Fashion Designer Todd Snyder Is Behind These Perfectly Rustic Maine Bungalows

Todd Snyder just just cannot give up Maine. The Iowa-born designer guiding the eponymous New York City–based menswear label started browsing the Pine State back again in the summer season of 2019, though undertaking exploration for his debut collaboration with L.L. Bean. These very first trips resulted in a a lot-celebrated Slide 2020 runway fantasia of orange-sole duck boots, emerald-hued corduroy suiting, camo-lined puffer vests, and other iterations of New England outside equipment absent extremely large design and style.

That collection, in turn, led to his immersive layout for a Todd Snyder x L.L. Bean two-bedroom treetop lodge at Concealed Pond, a luxe Kennebunkport, Maine, vacation resort set amid 60 acres of birch-dotted forest. Due to the fact then, Snyder has retained coming again to Maine for more, creating quite a few further collections with L.L. Bean and, most not long ago, debuting new interiors for 20 just one-bedroom bungalows at Hidden Pond.

“I fell in enjoy with Maine when I started off coming up here,” Snyder says, “and I’ve uncovered so much much more about it considering the fact that then.”

The country suites make use of earth tones and styles often related with outdoor athletics, like plaid and camouflage.

This time about, tasked with planning the 650-sq.-foot bungalows at Hidden Pond, Snyder observed it as an “opportunity to genuinely just take a deep dive into Maine aesthetics,” he suggests. “What’s so interesting and extraordinary to me about this area is that it’s so numerous, spot by spot. You travel 50 % an hour, and it’s absolutely different.”

To celebrate this variety, Snyder—who labored with Concealed Pond’s in-residence structure workforce, Krista Stokes and Mark Cotto—created a trio of seems, every one particular tied to a diverse component of the landscape that has so completely captivated him: the rocky shoreline, the soaring mountains, and the forested countryside.

For the coastal bungalows, he spun a mild and brilliant, neat and breezy tale, with neutral sand and very low-distinction blue hues, whitewashed woods, pale sisal rugs, and an oyster shell-pattern wallpaper centered on a decoupage design and style by his pal John Derian.

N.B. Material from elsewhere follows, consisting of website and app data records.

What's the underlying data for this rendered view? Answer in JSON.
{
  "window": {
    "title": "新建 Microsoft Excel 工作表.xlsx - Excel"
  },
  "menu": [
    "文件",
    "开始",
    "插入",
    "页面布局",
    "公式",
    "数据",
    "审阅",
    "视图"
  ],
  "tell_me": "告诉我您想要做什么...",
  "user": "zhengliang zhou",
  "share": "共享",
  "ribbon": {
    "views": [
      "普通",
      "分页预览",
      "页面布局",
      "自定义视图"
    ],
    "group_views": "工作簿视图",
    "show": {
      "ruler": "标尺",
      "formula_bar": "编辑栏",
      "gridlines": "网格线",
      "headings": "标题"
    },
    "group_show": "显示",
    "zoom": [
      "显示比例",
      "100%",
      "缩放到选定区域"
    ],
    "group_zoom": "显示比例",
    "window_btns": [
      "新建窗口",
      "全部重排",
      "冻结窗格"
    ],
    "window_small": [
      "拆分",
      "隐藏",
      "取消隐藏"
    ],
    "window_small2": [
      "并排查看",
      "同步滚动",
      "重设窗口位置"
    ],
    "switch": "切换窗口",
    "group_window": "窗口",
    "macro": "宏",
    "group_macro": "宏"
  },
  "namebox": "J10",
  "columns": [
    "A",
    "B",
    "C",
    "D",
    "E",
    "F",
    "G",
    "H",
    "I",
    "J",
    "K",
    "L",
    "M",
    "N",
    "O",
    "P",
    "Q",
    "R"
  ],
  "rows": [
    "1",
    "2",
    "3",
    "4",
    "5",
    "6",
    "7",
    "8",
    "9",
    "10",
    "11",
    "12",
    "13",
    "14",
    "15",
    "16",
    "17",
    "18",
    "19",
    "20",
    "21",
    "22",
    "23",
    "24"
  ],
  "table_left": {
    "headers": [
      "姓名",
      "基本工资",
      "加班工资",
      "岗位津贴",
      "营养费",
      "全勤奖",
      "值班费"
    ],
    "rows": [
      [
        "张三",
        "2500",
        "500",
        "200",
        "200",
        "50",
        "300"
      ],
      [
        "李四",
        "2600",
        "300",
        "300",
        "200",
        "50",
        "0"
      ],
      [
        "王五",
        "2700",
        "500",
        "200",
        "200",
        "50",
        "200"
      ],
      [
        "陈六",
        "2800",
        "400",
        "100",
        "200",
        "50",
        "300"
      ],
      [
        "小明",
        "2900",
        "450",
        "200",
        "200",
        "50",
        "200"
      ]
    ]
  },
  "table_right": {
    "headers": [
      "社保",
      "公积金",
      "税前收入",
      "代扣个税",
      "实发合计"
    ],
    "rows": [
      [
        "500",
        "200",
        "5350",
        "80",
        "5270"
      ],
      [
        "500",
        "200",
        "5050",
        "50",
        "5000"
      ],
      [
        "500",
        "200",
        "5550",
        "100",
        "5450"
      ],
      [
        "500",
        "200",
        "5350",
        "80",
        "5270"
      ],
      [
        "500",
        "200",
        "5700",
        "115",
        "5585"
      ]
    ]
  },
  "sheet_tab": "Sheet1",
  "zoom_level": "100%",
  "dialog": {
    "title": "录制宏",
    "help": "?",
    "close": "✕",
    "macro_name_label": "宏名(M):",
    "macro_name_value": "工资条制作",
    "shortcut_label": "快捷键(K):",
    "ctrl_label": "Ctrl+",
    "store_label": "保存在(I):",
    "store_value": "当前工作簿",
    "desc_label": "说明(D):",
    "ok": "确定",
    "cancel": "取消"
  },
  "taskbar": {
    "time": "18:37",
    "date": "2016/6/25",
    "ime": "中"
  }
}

He took specific inspiration from central Maine’s Mt. Katahdin when devising the mountain bungalows, taking part in with cognac-hued leathers, darkish blue velvet, and a William Morris acanthus leaf print on the partitions to channel a luxed-up log cabin appear.